Nice work if you can get it

USA Today is hiring for two exceedingly plum jobs: a Taylor Swift reporter and a Beyoncé reporter. Both pay up to $100,000 a year and require successful applicants to travel internationally as they report on the doings of their designated pop megastar. If you fancy a punt – and have at least five years of journalism experience – apply here for Taylor and here for Beyoncé.

Gone viral

The Tank Museum in Bovington, Dorset isn’t usually thought of as one of the “world’s great museums”, says The New York Times. Its collection of around 300 armoured vehicles attracts only a few hundred thousand visitors a year. Yet there is one place “where it not only ranks among the world’s largest museums, but surpasses them”: YouTube, where the Tank Museum has over 550,000 subscribers.
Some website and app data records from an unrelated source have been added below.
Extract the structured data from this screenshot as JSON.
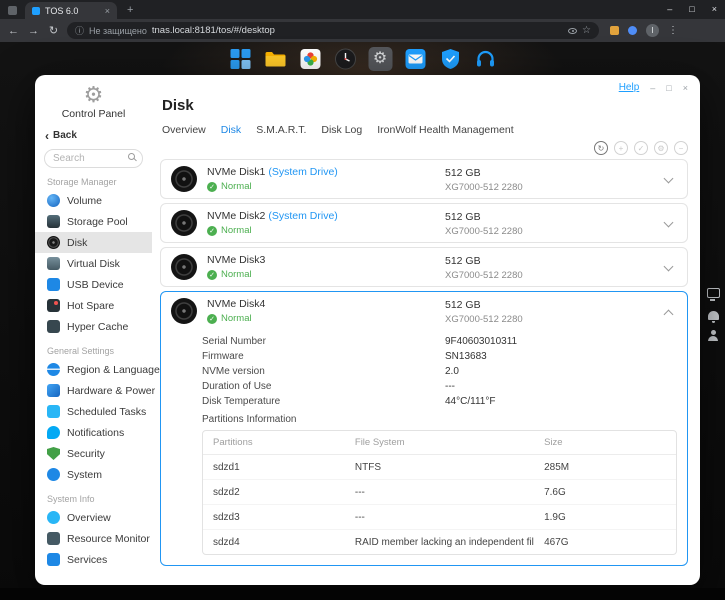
{
  "browser": {
    "tab_title": "TOS 6.0",
    "security_label": "Не защищено",
    "url": "tnas.local:8181/tos/#/desktop",
    "profile_initial": "I"
  },
  "icons": {
    "back_arrow": "←",
    "forward_arrow": "→",
    "reload": "↻",
    "star": "☆",
    "menu": "⋮",
    "minimize": "–",
    "maximize": "□",
    "close": "×",
    "tab_close": "×",
    "new_tab": "+",
    "gear": "⚙",
    "check": "✓",
    "info": "ⓘ",
    "back_chevron": "‹",
    "toolbar": [
      {
        "name": "refresh-circle",
        "glyph": "↻"
      },
      {
        "name": "add-circle",
        "glyph": "+"
      },
      {
        "name": "ok-circle",
        "glyph": "✓"
      },
      {
        "name": "settings-circle",
        "glyph": "⚙"
      },
      {
        "name": "remove-circle",
        "glyph": "−"
      }
    ],
    "dock": [
      "app-launcher",
      "file-manager",
      "photos",
      "clock",
      "control-panel",
      "mail",
      "security",
      "support"
    ]
  },
  "window": {
    "help": "Help",
    "brand": "Control Panel",
    "back": "Back",
    "search_placeholder": "Search"
  },
  "sidebar": {
    "sections": [
      {
        "title": "Storage Manager",
        "items": [
          {
            "label": "Volume"
          },
          {
            "label": "Storage Pool"
          },
          {
            "label": "Disk"
          },
          {
            "label": "Virtual Disk"
          },
          {
            "label": "USB Device"
          },
          {
            "label": "Hot Spare"
          },
          {
            "label": "Hyper Cache"
          }
        ]
      },
      {
        "title": "General Settings",
        "items": [
          {
            "label": "Region & Language"
          },
          {
            "label": "Hardware & Power"
          },
          {
            "label": "Scheduled Tasks"
          },
          {
            "label": "Notifications"
          },
          {
            "label": "Security"
          },
          {
            "label": "System"
          }
        ]
      },
      {
        "title": "System Info",
        "items": [
          {
            "label": "Overview"
          },
          {
            "label": "Resource Monitor"
          },
          {
            "label": "Services"
          }
        ]
      }
    ]
  },
  "page": {
    "title": "Disk",
    "tabs": [
      {
        "label": "Overview"
      },
      {
        "label": "Disk"
      },
      {
        "label": "S.M.A.R.T."
      },
      {
        "label": "Disk Log"
      },
      {
        "label": "IronWolf Health Management"
      }
    ]
  },
  "disks": [
    {
      "name": "NVMe Disk1",
      "tag": "(System Drive)",
      "status": "Normal",
      "size": "512 GB",
      "model": "XG7000-512 2280"
    },
    {
      "name": "NVMe Disk2",
      "tag": "(System Drive)",
      "status": "Normal",
      "size": "512 GB",
      "model": "XG7000-512 2280"
    },
    {
      "name": "NVMe Disk3",
      "tag": "",
      "status": "Normal",
      "size": "512 GB",
      "model": "XG7000-512 2280"
    },
    {
      "name": "NVMe Disk4",
      "tag": "",
      "status": "Normal",
      "size": "512 GB",
      "model": "XG7000-512 2280"
    }
  ],
  "details": {
    "fields": [
      {
        "label": "Serial Number",
        "value": "9F40603010311"
      },
      {
        "label": "Firmware",
        "value": "SN13683"
      },
      {
        "label": "NVMe version",
        "value": "2.0"
      },
      {
        "label": "Duration of Use",
        "value": "---"
      },
      {
        "label": "Disk Temperature",
        "value": "44°C/111°F"
      }
    ],
    "partitions_title": "Partitions Information",
    "table": {
      "headers": [
        {
          "label": "Partitions"
        },
        {
          "label": "File System"
        },
        {
          "label": "Size"
        }
      ],
      "rows": [
        {
          "partition": "sdzd1",
          "fs": "NTFS",
          "size": "285M"
        },
        {
          "partition": "sdzd2",
          "fs": "---",
          "size": "7.6G"
        },
        {
          "partition": "sdzd3",
          "fs": "---",
          "size": "1.9G"
        },
        {
          "partition": "sdzd4",
          "fs": "RAID member lacking an independent file system",
          "size": "467G"
        }
      ]
    }
  }
}
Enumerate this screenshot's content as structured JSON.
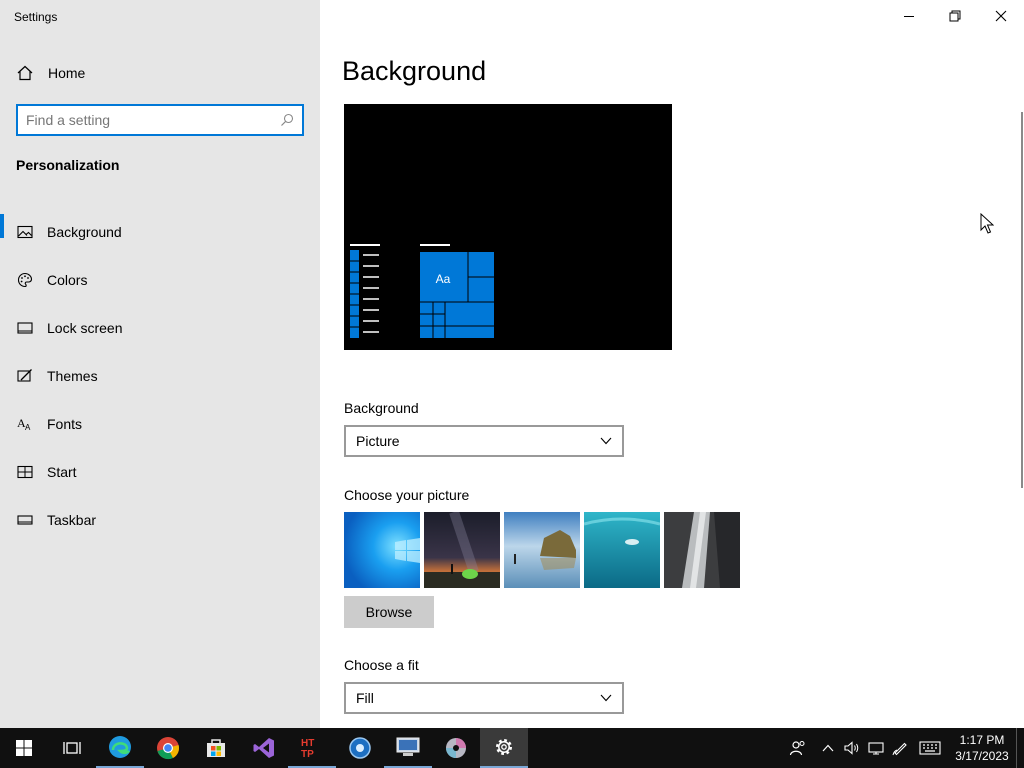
{
  "window": {
    "title": "Settings"
  },
  "sidebar": {
    "home_label": "Home",
    "search_placeholder": "Find a setting",
    "section_title": "Personalization",
    "items": [
      {
        "label": "Background",
        "icon": "picture-icon",
        "active": true
      },
      {
        "label": "Colors",
        "icon": "palette-icon"
      },
      {
        "label": "Lock screen",
        "icon": "lock-screen-icon"
      },
      {
        "label": "Themes",
        "icon": "themes-icon"
      },
      {
        "label": "Fonts",
        "icon": "fonts-icon"
      },
      {
        "label": "Start",
        "icon": "start-icon"
      },
      {
        "label": "Taskbar",
        "icon": "taskbar-icon"
      }
    ]
  },
  "main": {
    "page_title": "Background",
    "preview_tile_text": "Aa",
    "background_label": "Background",
    "background_value": "Picture",
    "choose_picture_label": "Choose your picture",
    "browse_label": "Browse",
    "fit_label": "Choose a fit",
    "fit_value": "Fill"
  },
  "taskbar": {
    "apps": [
      "start-icon",
      "task-view-icon",
      "edge-icon",
      "chrome-icon",
      "store-icon",
      "visual-studio-icon",
      "http-tool-icon",
      "media-player-icon",
      "network-tool-icon",
      "dvd-icon",
      "settings-icon"
    ],
    "time": "1:17 PM",
    "date": "3/17/2023"
  },
  "colors": {
    "accent": "#0078d7",
    "sidebar_bg": "#e6e6e6",
    "taskbar_bg": "#101010"
  }
}
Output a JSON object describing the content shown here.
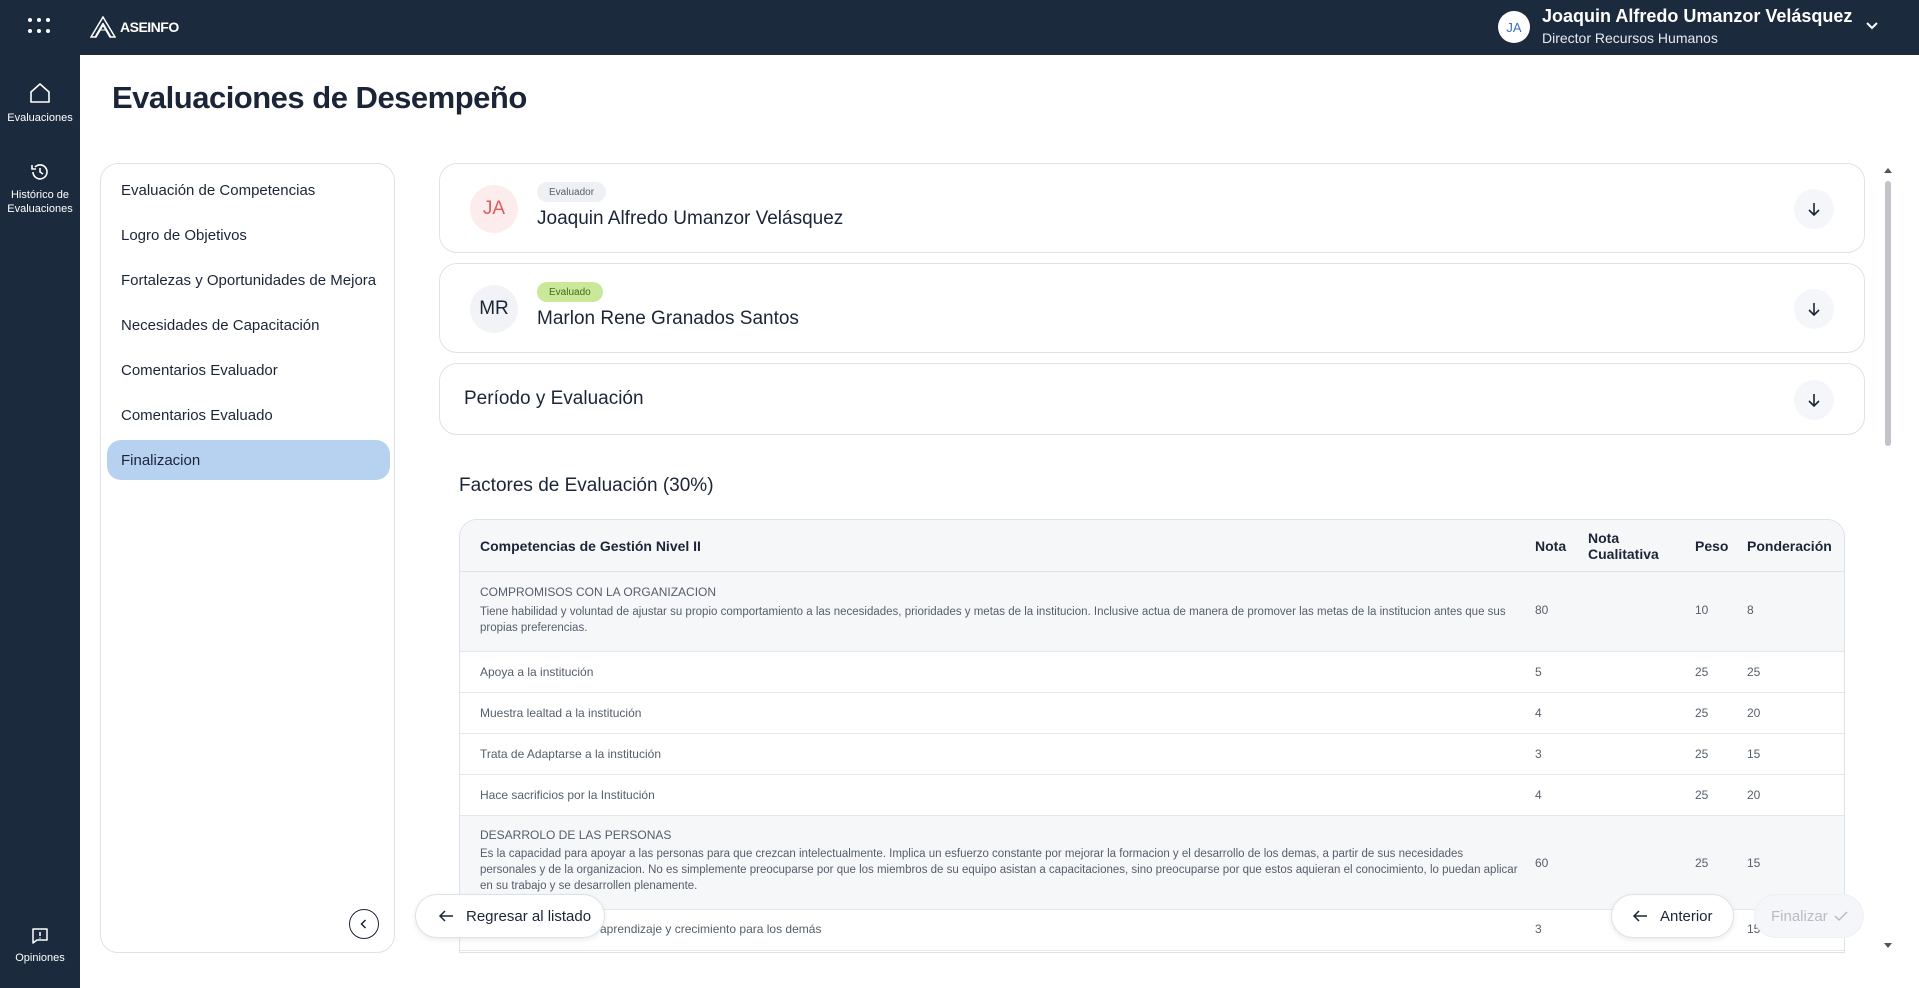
{
  "topbar": {
    "brand": "ASEINFO",
    "user_initials": "JA",
    "user_name": "Joaquin Alfredo Umanzor Velásquez",
    "user_role": "Director Recursos Humanos"
  },
  "rail": {
    "items": [
      {
        "label": "Evaluaciones",
        "icon": "home-icon"
      },
      {
        "label": "Histórico de Evaluaciones",
        "icon": "history-icon"
      },
      {
        "label": "Opiniones",
        "icon": "feedback-icon"
      }
    ]
  },
  "page": {
    "title": "Evaluaciones de Desempeño"
  },
  "sidenav": {
    "items": [
      {
        "label": "Evaluación de Competencias"
      },
      {
        "label": "Logro de Objetivos"
      },
      {
        "label": "Fortalezas y Oportunidades de Mejora"
      },
      {
        "label": "Necesidades de Capacitación"
      },
      {
        "label": "Comentarios Evaluador"
      },
      {
        "label": "Comentarios Evaluado"
      },
      {
        "label": "Finalizacion"
      }
    ],
    "active": "Finalizacion"
  },
  "evaluator": {
    "badge": "Evaluador",
    "initials": "JA",
    "name": "Joaquin Alfredo Umanzor Velásquez"
  },
  "evaluated": {
    "badge": "Evaluado",
    "initials": "MR",
    "name": "Marlon Rene Granados Santos"
  },
  "period": {
    "title": "Período y Evaluación"
  },
  "factors": {
    "title": "Factores de Evaluación (30%)",
    "headers": {
      "competencia": "Competencias de Gestión Nivel II",
      "nota": "Nota",
      "nota_cualitativa_1": "Nota",
      "nota_cualitativa_2": "Cualitativa",
      "peso": "Peso",
      "ponderacion": "Ponderación"
    },
    "groups": [
      {
        "title": "COMPROMISOS CON LA ORGANIZACION",
        "desc": "Tiene habilidad y voluntad de ajustar su propio comportamiento a las necesidades, prioridades y metas de la institucion. Inclusive actua de manera de promover las metas de la institucion antes que sus propias preferencias.",
        "nota": "80",
        "peso": "10",
        "ponderacion": "8"
      },
      {
        "title": "DESARROLO DE LAS PERSONAS",
        "desc": "Es la capacidad para apoyar a las personas para que crezcan intelectualmente. Implica un esfuerzo constante por mejorar la formacion y el desarrollo de los demas, a partir de sus necesidades personales y de la organizacion. No es simplemente preocuparse por que los miembros de su equipo asistan a capacitaciones, sino preocuparse por que estos aquieran el conocimiento, lo puedan aplicar en su trabajo y se desarrollen plenamente.",
        "nota": "60",
        "peso": "25",
        "ponderacion": "15"
      }
    ],
    "rows": [
      {
        "label": "Apoya a la institución",
        "nota": "5",
        "peso": "25",
        "ponderacion": "25"
      },
      {
        "label": "Muestra lealtad a la institución",
        "nota": "4",
        "peso": "25",
        "ponderacion": "20"
      },
      {
        "label": "Trata de Adaptarse a la institución",
        "nota": "3",
        "peso": "25",
        "ponderacion": "15"
      },
      {
        "label": "Hace sacrificios por la Institución",
        "nota": "4",
        "peso": "25",
        "ponderacion": "20"
      },
      {
        "label": "aprendizaje y crecimiento para los demás",
        "nota": "3",
        "peso": "",
        "ponderacion": "15"
      }
    ]
  },
  "actions": {
    "back": "Regresar al listado",
    "previous": "Anterior",
    "finish": "Finalizar"
  },
  "colors": {
    "navy": "#1b2a3c",
    "active_nav": "#b7d1f0",
    "evaluado_badge": "#c9e89a",
    "evaluador_badge": "#eef0f3",
    "ja_avatar_text": "#e05a5a"
  }
}
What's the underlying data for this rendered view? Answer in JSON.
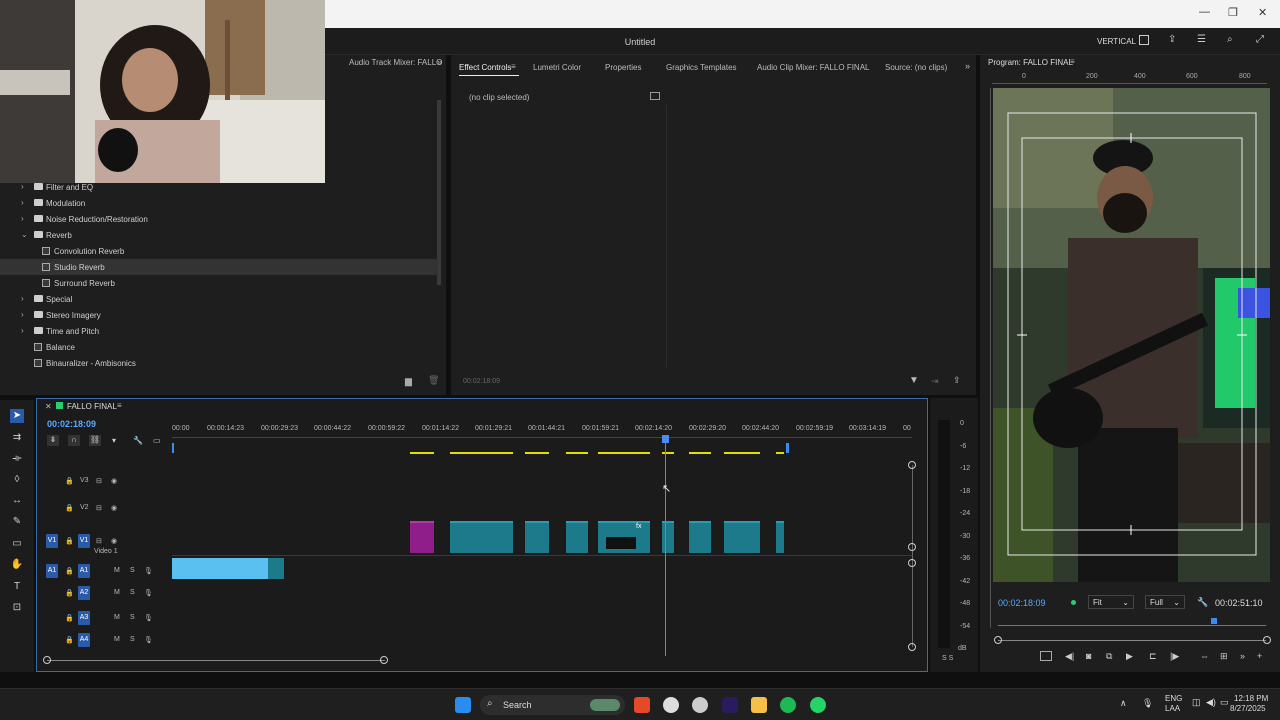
{
  "window": {
    "title": "Untitled",
    "workspace": "VERTICAL"
  },
  "effects_panel": {
    "tab": "Audio Track Mixer: FALLO",
    "items": [
      {
        "label": "Filter and EQ",
        "type": "folder",
        "expanded": false
      },
      {
        "label": "Modulation",
        "type": "folder",
        "expanded": false
      },
      {
        "label": "Noise Reduction/Restoration",
        "type": "folder",
        "expanded": false
      },
      {
        "label": "Reverb",
        "type": "folder",
        "expanded": true
      },
      {
        "label": "Convolution Reverb",
        "type": "effect"
      },
      {
        "label": "Studio Reverb",
        "type": "effect"
      },
      {
        "label": "Surround Reverb",
        "type": "effect"
      },
      {
        "label": "Special",
        "type": "folder",
        "expanded": false
      },
      {
        "label": "Stereo Imagery",
        "type": "folder",
        "expanded": false
      },
      {
        "label": "Time and Pitch",
        "type": "folder",
        "expanded": false
      },
      {
        "label": "Balance",
        "type": "effect"
      },
      {
        "label": "Binauralizer - Ambisonics",
        "type": "effect"
      }
    ]
  },
  "center_tabs": [
    "Effect Controls",
    "Lumetri Color",
    "Properties",
    "Graphics Templates",
    "Audio Clip Mixer: FALLO FINAL",
    "Source: (no clips)"
  ],
  "effect_controls": {
    "empty": "(no clip selected)",
    "timecode": "00:02:18:09"
  },
  "program": {
    "title": "Program: FALLO FINAL",
    "ruler": [
      "0",
      "200",
      "400",
      "600",
      "800"
    ],
    "timecode": "00:02:18:09",
    "fit": "Fit",
    "quality": "Full",
    "duration": "00:02:51:10"
  },
  "timeline": {
    "sequence": "FALLO FINAL",
    "timecode": "00:02:18:09",
    "ruler": [
      "00:00",
      "00:00:14:23",
      "00:00:29:23",
      "00:00:44:22",
      "00:00:59:22",
      "00:01:14:22",
      "00:01:29:21",
      "00:01:44:21",
      "00:01:59:21",
      "00:02:14:20",
      "00:02:29:20",
      "00:02:44:20",
      "00:02:59:19",
      "00:03:14:19",
      "00"
    ],
    "tracks": [
      {
        "id": "V3",
        "name": ""
      },
      {
        "id": "V2",
        "name": ""
      },
      {
        "id": "V1",
        "name": "Video 1"
      },
      {
        "id": "A1",
        "name": ""
      },
      {
        "id": "A2",
        "name": ""
      },
      {
        "id": "A3",
        "name": ""
      },
      {
        "id": "A4",
        "name": ""
      }
    ]
  },
  "meter": {
    "labels": [
      "0",
      "-6",
      "-12",
      "-18",
      "-24",
      "-30",
      "-36",
      "-42",
      "-48",
      "-54",
      "dB"
    ],
    "solo": "S S"
  },
  "taskbar": {
    "search": "Search",
    "lang": "ENG",
    "lang2": "LAA",
    "time": "12:18 PM",
    "date": "8/27/2025"
  }
}
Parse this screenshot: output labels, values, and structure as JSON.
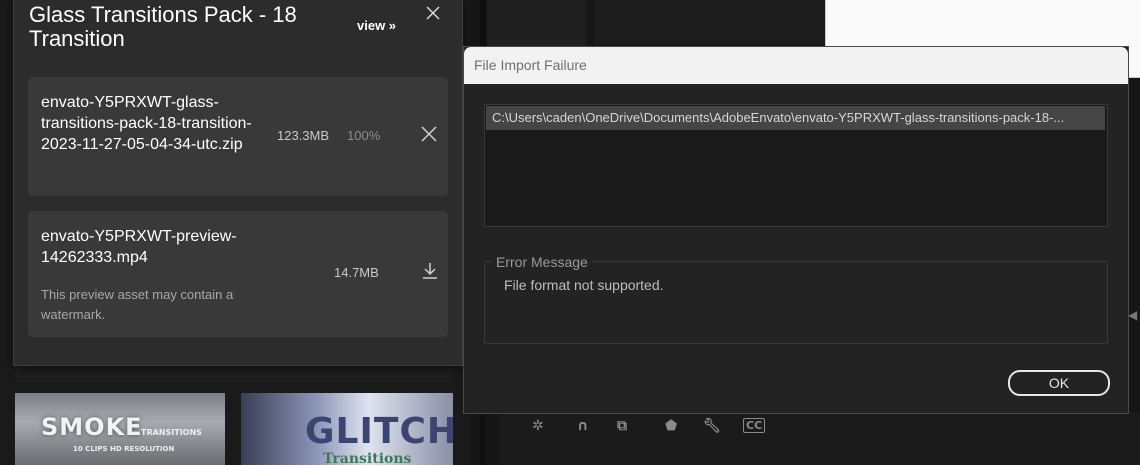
{
  "envato_panel": {
    "title": "Glass Transitions Pack - 18 Transition",
    "view_label": "view »",
    "items": [
      {
        "filename": "envato-Y5PRXWT-glass-transitions-pack-18-transition-2023-11-27-05-04-34-utc.zip",
        "size": "123.3MB",
        "progress": "100%",
        "action_icon": "close-icon"
      },
      {
        "filename": "envato-Y5PRXWT-preview-14262333.mp4",
        "size": "14.7MB",
        "note": "This preview asset may contain a watermark.",
        "action_icon": "download-icon"
      }
    ]
  },
  "thumbnails": [
    {
      "title": "SMOKE",
      "subtitle": "TRANSITIONS",
      "caption": "10 CLIPS HD RESOLUTION"
    },
    {
      "title": "GLITCH",
      "subtitle": "Transitions"
    }
  ],
  "dialog": {
    "title": "File Import Failure",
    "file_path": "C:\\Users\\caden\\OneDrive\\Documents\\AdobeEnvato\\envato-Y5PRXWT-glass-transitions-pack-18-...",
    "error_legend": "Error Message",
    "error_message": "File format not supported.",
    "ok_label": "OK"
  },
  "toolbar_icons": [
    "snap-icon",
    "magnet-icon",
    "linked-selection-icon",
    "marker-icon",
    "wrench-icon",
    "captions-icon"
  ],
  "toolbar_captions_label": "CC"
}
That’s more than New York’s Museum of Modern Art (520,000), the Metropolitan Museum of Art (381,000) or the Louvre (106,000). Clips include “intensely detailed discussions on tank history”, and newsier items on how armoured vehicles are being used in Ukraine. Watch for yourself here.

Not on the way out

Americans are buying so many laxatives that it is causing nationwide shortages, says The Wall Street Journal. Searches for the drugs on Amazon have more than tripled in the past year, and manufacturers of popular fibre supplements have reported double-digit sales growth. Bowel specialists say the post-Covid surge in travel, together with hybrid work schedules, are “disrupting routines and mealtimes”; and that people are using the medication as a “budget Ozempic” to feel skinnier.


It’s the world’s first confirmed dog-fox hybrid. The unique creature, which died this year, was found in the Brazilian wilderness in 2021, but vets couldn’t figure out exactly what it was. A new genetic study has found that its mother was a pampas fox and its father was a dog of unknown breed. Carers say it barked like a dog but ate live rodents, and had a temperament halfway between a fox’s wariness and a dog’s docility.


quoted 15-9-23

“By the time you’re 80 years old, you’ve learned everything. You only have to remember it.”

American comedian George Burns